> [EXERCISE DIRECTIONS]: Skip the images and repeat every entry word for word.

== PROVIDED RECORDS

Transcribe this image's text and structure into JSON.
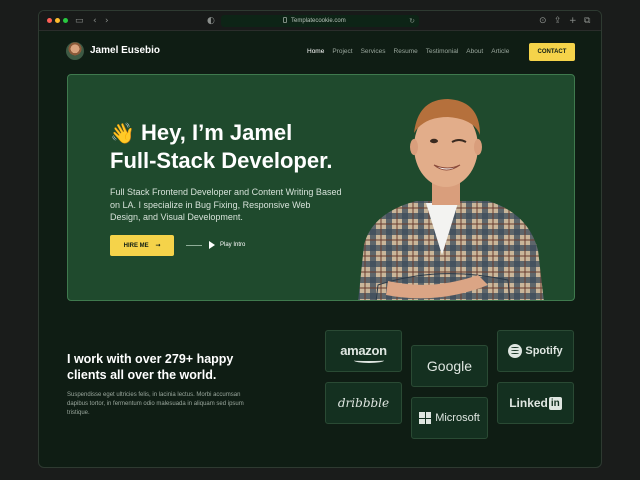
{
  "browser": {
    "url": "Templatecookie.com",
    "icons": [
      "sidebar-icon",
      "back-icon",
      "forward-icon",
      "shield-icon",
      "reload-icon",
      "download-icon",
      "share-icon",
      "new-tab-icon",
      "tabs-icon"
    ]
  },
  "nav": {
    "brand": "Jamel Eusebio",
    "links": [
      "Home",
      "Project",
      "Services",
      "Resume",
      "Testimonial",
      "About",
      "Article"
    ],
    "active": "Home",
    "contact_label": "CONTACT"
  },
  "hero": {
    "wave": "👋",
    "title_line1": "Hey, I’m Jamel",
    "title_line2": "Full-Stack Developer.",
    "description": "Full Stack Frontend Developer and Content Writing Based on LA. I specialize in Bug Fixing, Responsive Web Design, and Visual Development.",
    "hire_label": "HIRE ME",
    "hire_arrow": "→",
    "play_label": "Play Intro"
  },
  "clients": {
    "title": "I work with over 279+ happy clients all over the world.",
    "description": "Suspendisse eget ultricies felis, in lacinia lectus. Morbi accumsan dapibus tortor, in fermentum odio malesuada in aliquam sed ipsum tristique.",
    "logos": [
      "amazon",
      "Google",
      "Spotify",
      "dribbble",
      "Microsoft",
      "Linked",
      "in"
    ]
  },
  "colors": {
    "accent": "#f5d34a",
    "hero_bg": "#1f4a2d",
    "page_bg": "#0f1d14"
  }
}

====

> [RESPONSE FOR THIS EXERCISE]:
Transcribe this image's text and structure into JSON.
{
  "browser": {
    "url": "Templatecookie.com",
    "icons": [
      "sidebar-icon",
      "back-icon",
      "forward-icon",
      "shield-icon",
      "reload-icon",
      "download-icon",
      "share-icon",
      "new-tab-icon",
      "tabs-icon"
    ]
  },
  "nav": {
    "brand": "Jamel Eusebio",
    "links": [
      "Home",
      "Project",
      "Services",
      "Resume",
      "Testimonial",
      "About",
      "Article"
    ],
    "active": "Home",
    "contact_label": "CONTACT"
  },
  "hero": {
    "wave": "👋",
    "title_line1": "Hey, I’m Jamel",
    "title_line2": "Full-Stack Developer.",
    "description": "Full Stack Frontend Developer and Content Writing Based on LA. I specialize in Bug Fixing, Responsive Web Design, and Visual Development.",
    "hire_label": "HIRE ME",
    "hire_arrow": "→",
    "play_label": "Play Intro"
  },
  "clients": {
    "title": "I work with over 279+ happy clients all over the world.",
    "description": "Suspendisse eget ultricies felis, in lacinia lectus. Morbi accumsan dapibus tortor, in fermentum odio malesuada in aliquam sed ipsum tristique.",
    "logos": [
      "amazon",
      "Google",
      "Spotify",
      "dribbble",
      "Microsoft",
      "Linked",
      "in"
    ]
  },
  "colors": {
    "accent": "#f5d34a",
    "hero_bg": "#1f4a2d",
    "page_bg": "#0f1d14"
  }
}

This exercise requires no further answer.